Glen Affric

Glen Affric is often stated to be the finest of Scotland's glens, although this is like claiming that Talisker is the finest malt whisky - heated argument ensues. Many people will prefer Glen Coe, Glen Torridon, Glen Nevis, Glen Feshie or another of Scotland's beautiful glens. What Glen Affric boasts in its thirty mile length though is a variety and spaciousness of scenery that the more obviously spectacular glens like Coe and Torridon lack. It scrubs up well enough, don't you think?

Picture courtesy glenaffric.org / Chris Morton:


My early trips to Glen Affric were all hill bagging expeditions, acessing on foot the wild glens around Sgurr nan Ceathreamhnan from the north, south and west. But from the east Glen Affric can be accessed in part by road, and this is the part that is most famous for its mixed scenery of hill, water and forest.

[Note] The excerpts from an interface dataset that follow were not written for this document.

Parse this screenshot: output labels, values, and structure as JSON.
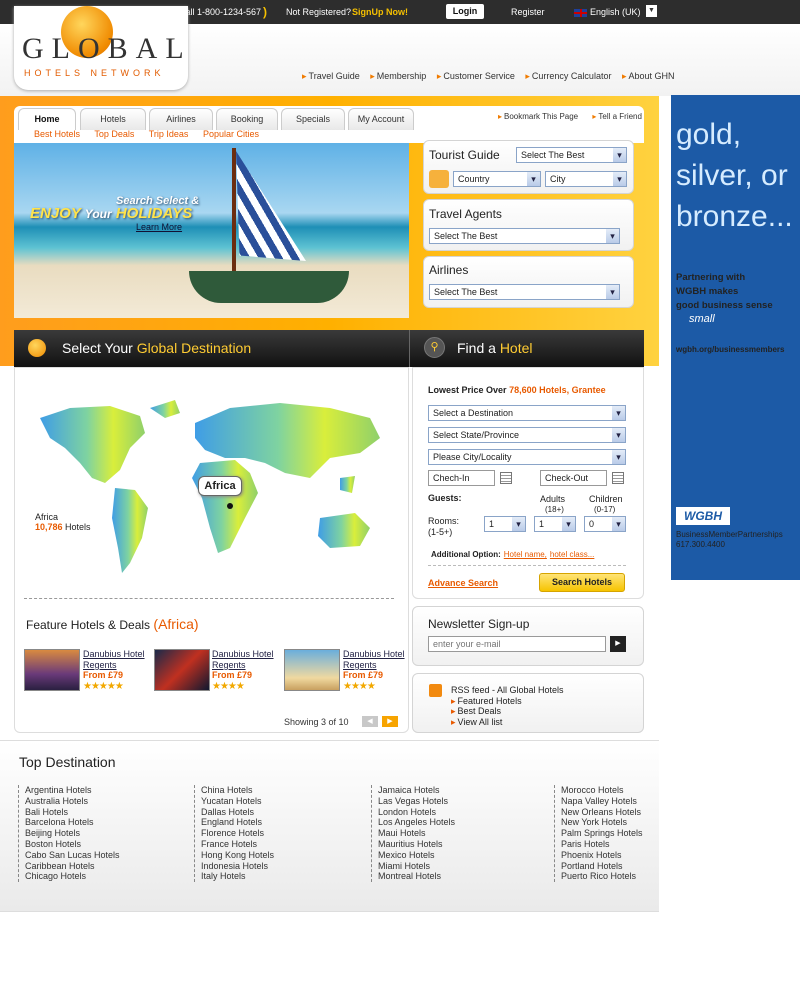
{
  "topbar": {
    "phone": "Call 1-800-1234-567",
    "not_registered": "Not Registered?",
    "signup": "SignUp Now!",
    "login": "Login",
    "register": "Register",
    "language": "English (UK)"
  },
  "logo": {
    "title": "GLOBAL",
    "subtitle": "HOTELS NETWORK"
  },
  "main_nav": [
    "Travel Guide",
    "Membership",
    "Customer Service",
    "Currency Calculator",
    "About GHN"
  ],
  "tabs": [
    {
      "label": "Home",
      "active": true
    },
    {
      "label": "Hotels"
    },
    {
      "label": "Airlines"
    },
    {
      "label": "Booking"
    },
    {
      "label": "Specials"
    },
    {
      "label": "My Account"
    }
  ],
  "subnav": [
    "Best Hotels",
    "Top Deals",
    "Trip Ideas",
    "Popular Cities"
  ],
  "utility_links": [
    "Bookmark This Page",
    "Tell a Friend"
  ],
  "hero": {
    "tagline": "Search Select &",
    "enjoy": "ENJOY",
    "your": "Your",
    "holidays": "HOLIDAYS",
    "learn_more": "Learn More"
  },
  "tourist_guide": {
    "title": "Tourist Guide",
    "select": "Select The Best",
    "country": "Country",
    "city": "City"
  },
  "travel_agents": {
    "title": "Travel Agents",
    "select": "Select The Best"
  },
  "airlines": {
    "title": "Airlines",
    "select": "Select The Best"
  },
  "destination_bar": {
    "prefix": "Select Your",
    "highlight": "Global Destination"
  },
  "find_bar": {
    "prefix": "Find a",
    "highlight": "Hotel"
  },
  "map": {
    "region": "Africa",
    "count": "10,786",
    "suffix": "Hotels",
    "bubble": "Africa"
  },
  "features": {
    "title": "Feature Hotels & Deals",
    "region": "(Africa)",
    "hotels": [
      {
        "name": "Danubius Hotel Regents",
        "price": "From £79",
        "stars": "★★★★★"
      },
      {
        "name": "Danubius Hotel Regents",
        "price": "From £79",
        "stars": "★★★★"
      },
      {
        "name": "Danubius Hotel Regents",
        "price": "From £79",
        "stars": "★★★★"
      }
    ],
    "showing": "Showing 3 of 10"
  },
  "find_hotel": {
    "lowest_prefix": "Lowest Price Over",
    "lowest_value": "78,600 Hotels, Grantee",
    "destination": "Select a Destination",
    "state": "Select State/Province",
    "city": "Please City/Locality",
    "checkin": "Chech-In",
    "checkout": "Check-Out",
    "guests": "Guests:",
    "adults": "Adults",
    "adults_range": "(18+)",
    "children": "Children",
    "children_range": "(0-17)",
    "rooms": "Rooms:",
    "rooms_range": "(1-5+)",
    "rooms_val": "1",
    "adults_val": "1",
    "children_val": "0",
    "additional": "Additional Option:",
    "hotel_name": "Hotel name,",
    "hotel_class": "hotel class...",
    "advance": "Advance Search",
    "search": "Search Hotels"
  },
  "newsletter": {
    "title": "Newsletter Sign-up",
    "placeholder": "enter your e-mail"
  },
  "rss": {
    "title": "RSS feed - All Global Hotels",
    "items": [
      "Featured Hotels",
      "Best Deals",
      "View All list"
    ]
  },
  "ad": {
    "line1": "gold,",
    "line2": "silver, or",
    "line3": "bronze...",
    "partner1": "Partnering with",
    "partner2": "WGBH makes",
    "partner3": "good business sense",
    "small": "small",
    "url": "wgbh.org/businessmembers",
    "logo": "WGBH",
    "bm1": "BusinessMemberPartnerships",
    "phone": "617.300.4400"
  },
  "top_destination": {
    "title": "Top Destination",
    "columns": [
      [
        "Argentina Hotels",
        "Australia Hotels",
        "Bali Hotels",
        "Barcelona Hotels",
        "Beijing Hotels",
        "Boston Hotels",
        "Cabo San Lucas Hotels",
        "Caribbean Hotels",
        "Chicago Hotels"
      ],
      [
        "China Hotels",
        "Yucatan Hotels",
        "Dallas Hotels",
        "England Hotels",
        "Florence Hotels",
        "France Hotels",
        "Hong Kong Hotels",
        "Indonesia Hotels",
        "Italy Hotels"
      ],
      [
        "Jamaica Hotels",
        "Las Vegas Hotels",
        "London Hotels",
        "Los Angeles Hotels",
        "Maui Hotels",
        "Mauritius Hotels",
        "Mexico Hotels",
        "Miami Hotels",
        "Montreal Hotels"
      ],
      [
        "Morocco Hotels",
        "Napa Valley Hotels",
        "New Orleans Hotels",
        "New York Hotels",
        "Palm Springs Hotels",
        "Paris Hotels",
        "Phoenix Hotels",
        "Portland Hotels",
        "Puerto Rico Hotels"
      ]
    ]
  }
}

I must confess I had not been this way until I had already bagged all the Munros higher up the glen where it is grander and more bare. But this glen is just one of four similar, car accessible glens whose rivers drain into the River Beauly. Glen Strathfarrar, to the north, shares its qualities of spaciousness and mixed forest/mountain views.

Loch Beinn a' Mheadhoin from the Glen Affric walk:


Arriving in Glen Affric from Strathglass, there is one obvious low level walk, which is to park the car at the scenic Dog Falls, then walk west along the forest track to the south of Loch Beinn a' Mheadhoin to Loch Affric. You are now far from your car, and can either retrace your steps or walk back along the road.

More adventurous types will go further west. Beyond Loch Affric, the glen becomes bare and treeless, passes a couple of mountain huts, and the walker can chose to descend to Kintail via the waterfalls of Glen Licht, or pass under the cliffs of the wonderfully names Gates of Affric. Which would you choose?

Glen Affric:


This used to be sporting estate country, Victorian and Edwardian industrialists playing at Highland lairds in an emptied landscape, tresspassing discouraged. Times have changed, and today, curious walkers on the way to Plodda Falls wander around the ruins of play-homes like Guibhsachan.

Guibhsachan Ruin (Gordon Brown/geograph.org):


My favourite time for a backpacking expedition to Glen Affric is early summer, late snows wreathing the tops and the black river skin-quenching to bathe in. The wide, wild, empty heads of the glens emptying into the Beauly are a world away from their well-wooded roadsides. This is, I think, the best area in Scotland to come backpacking for several days and see next to nobody. But I should leave that for another post, perhaps?

2 comments:

blueskyscotland said...

Great time to see Glen Affric in the autumn.I always seem to go in the depths of winter when it can be grim at times.Big mountains,long days,too old.

Robert Craig said...

Best time must be late spring / early summer. No midges, long dry days, not too hot or muggy. Perfect backpacking.